The little girl was in a Sydney hospital for a month.
“They didn’t know what was wrong specifically and couldn’t diagnose her problem,” Catherine recalled.
“I think every specialist in Sydney came to visit her to try and diagnose her. They thought it was a heart problem, but they weren’t sure.”
After she recovered, Lily’s life returned to normal until six months later when she began to feel unwell while swimming laps.
“She said, ‘I don’t feel well mum,’ and I put her on the side of the pool,” Catherine said. Lily was thrown back because her defibrillator shocked her.
“We went to hospital in the ambulance, and because she had the defibrillator, which is like a little computer, they were able to look at her heartbeat and what had happened.
“From that, they were able to diagnose her condition, which was CPVT.”
CPVT (catecholaminergic polymorphic ventricular tachycardia), otherwise known as heart arrhythmia, is a rare congenital heart disease that occurs when the heartbeat’s electrical signals don’t work correctly.
Once diagnosed, Lily was put on the appropriate medication, made the necessary lifestyle changes, and lived a “pretty normal life”.
Lily’s “normal life” includes breaking the cable to her heart twice, which required surgery at ages eight and 10, and undergoing a full replacement of the internal computer helping her heart at age 13. She now takes beta-blocker medication to control her heart rate and minimise the risk of further cardiac arrests. Lily also minimises any activity that increases her pulse and releases adrenaline to her heart.
For Ms Dunin, she considers her family to be very fortunate.
“We were very, very lucky that she survived that cardiac arrest. As the head of ICU in Sydney told us, 95 per cent of kids who suffer a cardiac arrest don’t survive, so we were one of that five per cent,” she said.
Now 17, Lily is dedicated to helping others. A recipient of a Young Canberra Citizen of the Year award for her work with people with disabilities, she was also the youngest student at her school to complete a Certificate 3 in Early Childhood and Education.
“After year 12, I’m thinking of going into disability care as a carer or any work really around Canberra which involves disability care,” she said.
“I understand what they go through like hospital visits, and I just have an understanding of children with disabilities, especially respite because a lot of them don’t have a long life span, so I enjoy giving them the time they need.”
She is also sharing her story to help raise the profile of Sweetheart Day (14 February), a Heart Kids initiative aimed at showcasing all those who live with this disease’s impact every day and raising funds and much-needed awareness of congenital and childhood acquired heart disease.
She wants more people to know how common heart problems in children are and their impact.
For Lily, one of the biggest challenges came only recently.
“My last surgery in 2018 was really challenging because we live in Canberra, and there are no heart specialists in Canberra for pediatrics, so we went up to Sydney and got sent back three times,” Lily said.

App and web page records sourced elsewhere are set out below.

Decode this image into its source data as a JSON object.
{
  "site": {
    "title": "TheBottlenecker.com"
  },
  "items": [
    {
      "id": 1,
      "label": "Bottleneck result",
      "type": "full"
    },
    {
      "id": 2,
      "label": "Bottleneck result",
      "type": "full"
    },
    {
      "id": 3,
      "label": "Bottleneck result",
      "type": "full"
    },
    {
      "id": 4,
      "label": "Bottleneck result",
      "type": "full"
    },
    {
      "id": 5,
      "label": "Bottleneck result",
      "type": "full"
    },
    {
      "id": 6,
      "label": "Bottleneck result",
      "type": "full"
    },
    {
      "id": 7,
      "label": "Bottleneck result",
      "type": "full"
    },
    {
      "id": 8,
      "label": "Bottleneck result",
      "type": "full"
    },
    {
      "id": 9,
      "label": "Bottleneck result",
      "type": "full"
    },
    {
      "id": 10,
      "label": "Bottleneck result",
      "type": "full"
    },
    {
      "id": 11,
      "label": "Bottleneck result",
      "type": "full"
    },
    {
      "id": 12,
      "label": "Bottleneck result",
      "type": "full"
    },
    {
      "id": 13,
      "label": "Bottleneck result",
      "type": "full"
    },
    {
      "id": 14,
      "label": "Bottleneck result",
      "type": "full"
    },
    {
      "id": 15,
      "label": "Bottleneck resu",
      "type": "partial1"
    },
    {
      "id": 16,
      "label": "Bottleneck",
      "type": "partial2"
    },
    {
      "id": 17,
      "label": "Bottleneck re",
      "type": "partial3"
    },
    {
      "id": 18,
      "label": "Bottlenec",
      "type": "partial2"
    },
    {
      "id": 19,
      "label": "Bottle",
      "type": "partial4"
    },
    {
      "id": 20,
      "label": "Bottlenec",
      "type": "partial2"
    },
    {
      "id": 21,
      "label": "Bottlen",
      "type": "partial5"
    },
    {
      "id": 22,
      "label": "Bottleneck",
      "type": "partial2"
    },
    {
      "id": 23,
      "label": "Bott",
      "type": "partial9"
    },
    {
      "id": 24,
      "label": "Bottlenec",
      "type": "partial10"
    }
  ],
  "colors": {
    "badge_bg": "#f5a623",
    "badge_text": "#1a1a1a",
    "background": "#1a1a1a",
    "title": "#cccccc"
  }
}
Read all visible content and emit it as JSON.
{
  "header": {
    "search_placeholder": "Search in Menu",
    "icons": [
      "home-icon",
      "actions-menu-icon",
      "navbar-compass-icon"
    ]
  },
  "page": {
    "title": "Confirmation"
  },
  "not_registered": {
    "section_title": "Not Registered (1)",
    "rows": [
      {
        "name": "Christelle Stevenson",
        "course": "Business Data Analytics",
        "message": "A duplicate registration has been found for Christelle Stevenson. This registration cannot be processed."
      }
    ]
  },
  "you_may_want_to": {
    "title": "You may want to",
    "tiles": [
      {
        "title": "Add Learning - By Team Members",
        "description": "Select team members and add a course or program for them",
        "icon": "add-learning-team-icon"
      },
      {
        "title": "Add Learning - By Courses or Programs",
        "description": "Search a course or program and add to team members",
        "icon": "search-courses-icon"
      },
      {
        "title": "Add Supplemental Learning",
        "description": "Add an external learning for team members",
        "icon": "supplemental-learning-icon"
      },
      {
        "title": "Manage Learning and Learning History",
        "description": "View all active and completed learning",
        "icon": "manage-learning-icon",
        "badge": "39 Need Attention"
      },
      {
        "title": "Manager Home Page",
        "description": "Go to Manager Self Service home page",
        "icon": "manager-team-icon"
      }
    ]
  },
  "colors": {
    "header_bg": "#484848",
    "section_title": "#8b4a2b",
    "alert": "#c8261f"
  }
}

“This meant travelling, waiting and then coming back. Mum and dad would have to take time off work and travel up, wait for hours in the waiting room, and then they’d say ‘no, your surgery has been delayed’.”

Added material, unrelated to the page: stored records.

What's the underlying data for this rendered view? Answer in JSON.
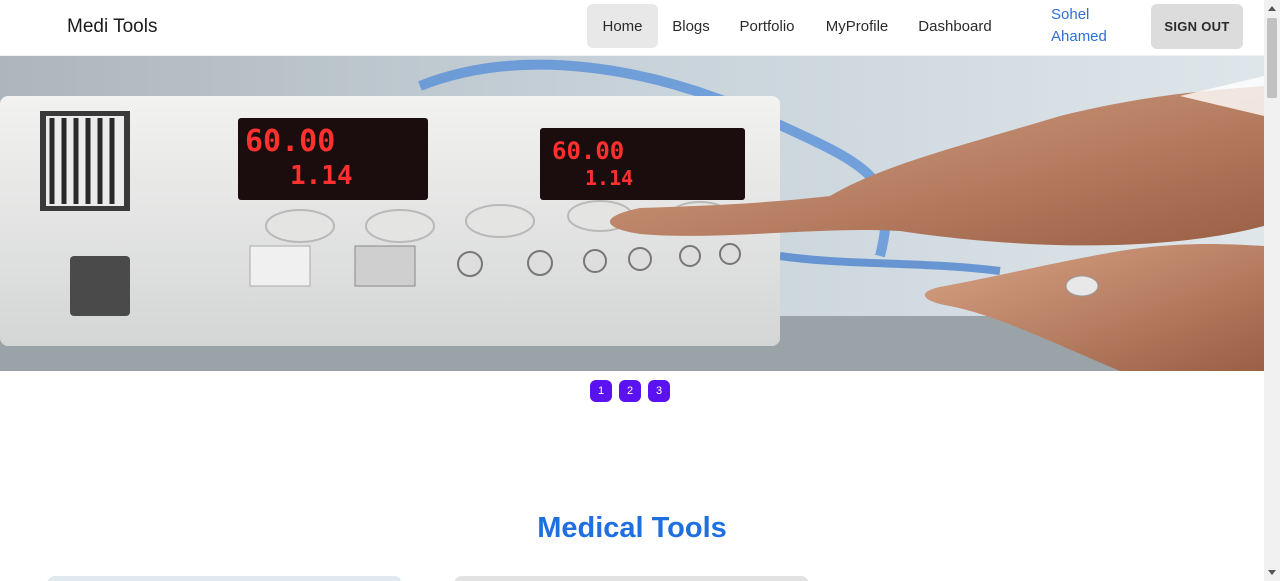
{
  "navbar": {
    "brand": "Medi Tools",
    "links": [
      {
        "label": "Home",
        "active": true
      },
      {
        "label": "Blogs",
        "active": false
      },
      {
        "label": "Portfolio",
        "active": false
      },
      {
        "label": "MyProfile",
        "active": false
      },
      {
        "label": "Dashboard",
        "active": false
      }
    ],
    "user_name": "Sohel Ahamed",
    "signout_label": "SIGN OUT"
  },
  "carousel": {
    "display_top": "60.00",
    "display_bottom": "1.14",
    "display_top_right": "60.00",
    "display_bottom_right": "1.14",
    "indicators": [
      "1",
      "2",
      "3"
    ]
  },
  "section": {
    "title": "Medical Tools"
  },
  "colors": {
    "accent_indicator": "#5b12f0",
    "title_blue": "#1f6fe0",
    "user_link": "#2f6fd6"
  }
}
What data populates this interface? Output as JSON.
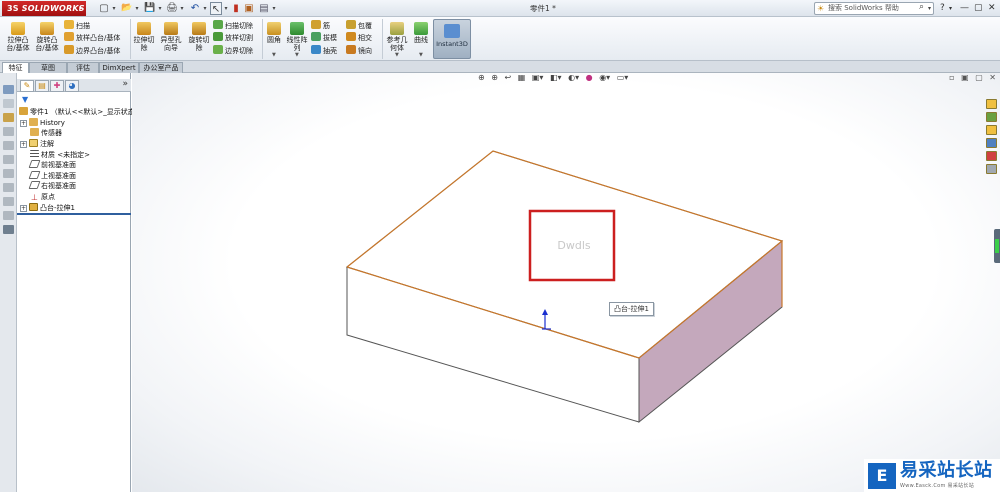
{
  "app": {
    "logo_text": "SOLIDWORKS",
    "logo_mark": "3S",
    "document_title": "零件1 *",
    "search_placeholder": "搜索 SolidWorks 帮助",
    "help_label": "?",
    "window_controls": [
      "—",
      "▢",
      "✕"
    ]
  },
  "quick_access": [
    "▢",
    "▾",
    "📂",
    "▾",
    "💾",
    "▾",
    "🖨",
    "▾",
    "↶",
    "▾",
    "↖",
    "▾",
    "▮",
    "▣",
    "▤",
    "▾"
  ],
  "ribbon": {
    "large_buttons": [
      {
        "label": "拉伸凸\n台/基体",
        "icon": "extrude-boss-icon"
      },
      {
        "label": "旋转凸\n台/基体",
        "icon": "revolve-boss-icon"
      },
      {
        "label": "拉伸切\n除",
        "icon": "extrude-cut-icon"
      },
      {
        "label": "异型孔\n向导",
        "icon": "hole-wizard-icon"
      },
      {
        "label": "旋转切\n除",
        "icon": "revolve-cut-icon"
      },
      {
        "label": "圆角",
        "icon": "fillet-icon"
      },
      {
        "label": "线性阵\n列",
        "icon": "linear-pattern-icon"
      },
      {
        "label": "参考几\n何体",
        "icon": "reference-geometry-icon"
      },
      {
        "label": "曲线",
        "icon": "curves-icon"
      }
    ],
    "small_col1": [
      "扫描",
      "放样凸台/基体",
      "边界凸台/基体"
    ],
    "small_col2": [
      "扫描切除",
      "放样切割",
      "边界切除"
    ],
    "small_col3": [
      "筋",
      "拔模",
      "抽壳"
    ],
    "small_col4": [
      "包覆",
      "相交",
      "镜向"
    ],
    "instant3d_label": "Instant3D"
  },
  "tabs": [
    "特征",
    "草图",
    "评估",
    "DimXpert",
    "办公室产品"
  ],
  "active_tab": 0,
  "feature_tree": {
    "root": "零件1 （默认<<默认>_显示状态",
    "items": [
      {
        "label": "History",
        "expand": "+"
      },
      {
        "label": "传感器",
        "expand": ""
      },
      {
        "label": "注解",
        "expand": "+"
      },
      {
        "label": "材质 <未指定>",
        "expand": ""
      },
      {
        "label": "前视基准面",
        "expand": ""
      },
      {
        "label": "上视基准面",
        "expand": ""
      },
      {
        "label": "右视基准面",
        "expand": ""
      },
      {
        "label": "原点",
        "expand": ""
      },
      {
        "label": "凸台-拉伸1",
        "expand": "+"
      }
    ],
    "more": "»"
  },
  "graphics": {
    "callout_label": "凸台-拉伸1",
    "face_text": "Dwdls",
    "hud_icons": [
      "zoom-fit",
      "zoom-area",
      "previous-view",
      "section-view",
      "view-orientation",
      "display-style",
      "hide-show",
      "edit-appearance",
      "apply-scene",
      "view-settings"
    ],
    "colors": {
      "edge": "#c8772a",
      "top_face": "#ffffff",
      "front_face": "#ffffff",
      "side_face": "#c4a8bc",
      "highlight_box": "#cc1f1f",
      "origin_arrow": "#1a2fd0"
    }
  },
  "watermark": {
    "logo": "E",
    "title": "易采站长站",
    "url": "Www.Easck.Com  易采站长站"
  }
}
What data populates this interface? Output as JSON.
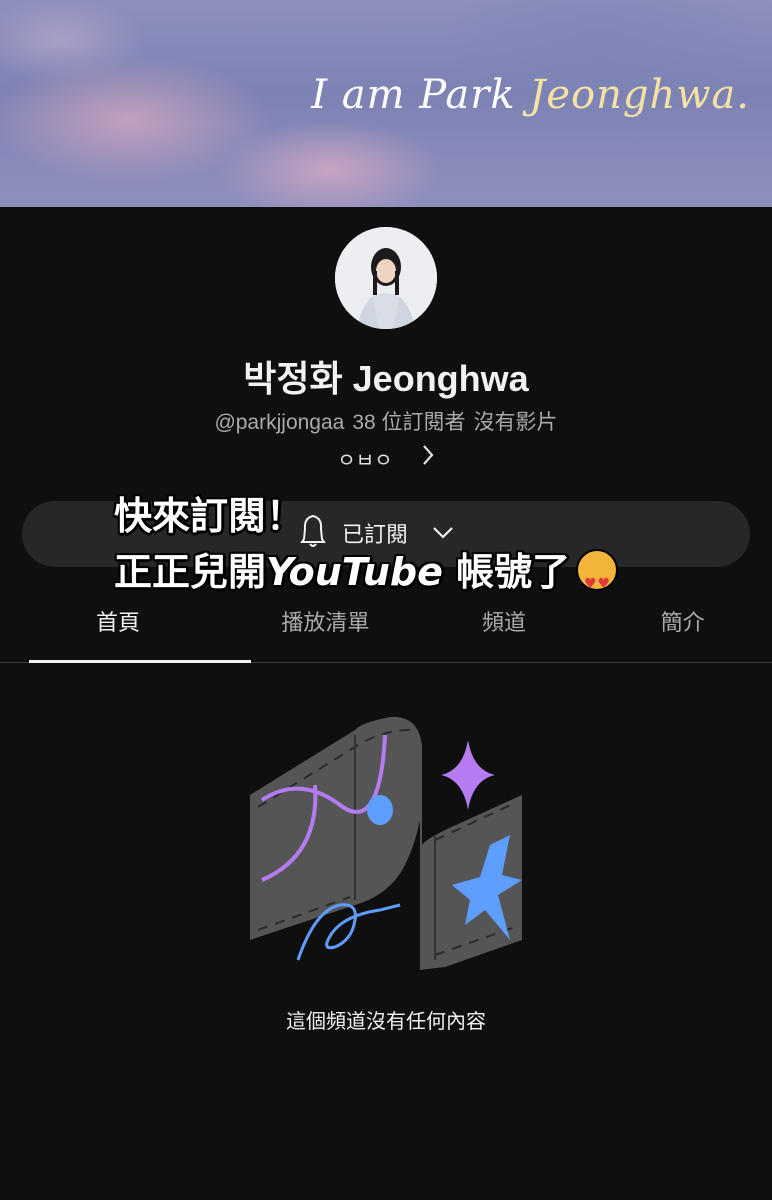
{
  "banner": {
    "text_part1": "I am Park ",
    "text_part2": "Jeonghwa."
  },
  "channel": {
    "name": "박정화 Jeonghwa",
    "handle": "@parkjjongaa",
    "subscribers": "38 位訂閱者",
    "videos": "沒有影片",
    "more_text": "ㅇㅂㅇ"
  },
  "subscribe": {
    "label": "已訂閱"
  },
  "overlay": {
    "line1": "快來訂閱！",
    "line2_prefix": "正正兒開",
    "line2_brand": "YouTube",
    "line2_suffix": " 帳號了"
  },
  "tabs": [
    {
      "label": "首頁",
      "active": true
    },
    {
      "label": "播放清單",
      "active": false
    },
    {
      "label": "頻道",
      "active": false
    },
    {
      "label": "簡介",
      "active": false
    }
  ],
  "empty_state": {
    "message": "這個頻道沒有任何內容"
  },
  "colors": {
    "background": "#0f0f0f",
    "pill": "#272727",
    "accent_purple": "#b57cf2",
    "accent_blue": "#5e9eff"
  }
}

More than $15,000 has already been raised for Sweetheart Day 2022. To see how you can get involved, go to the website.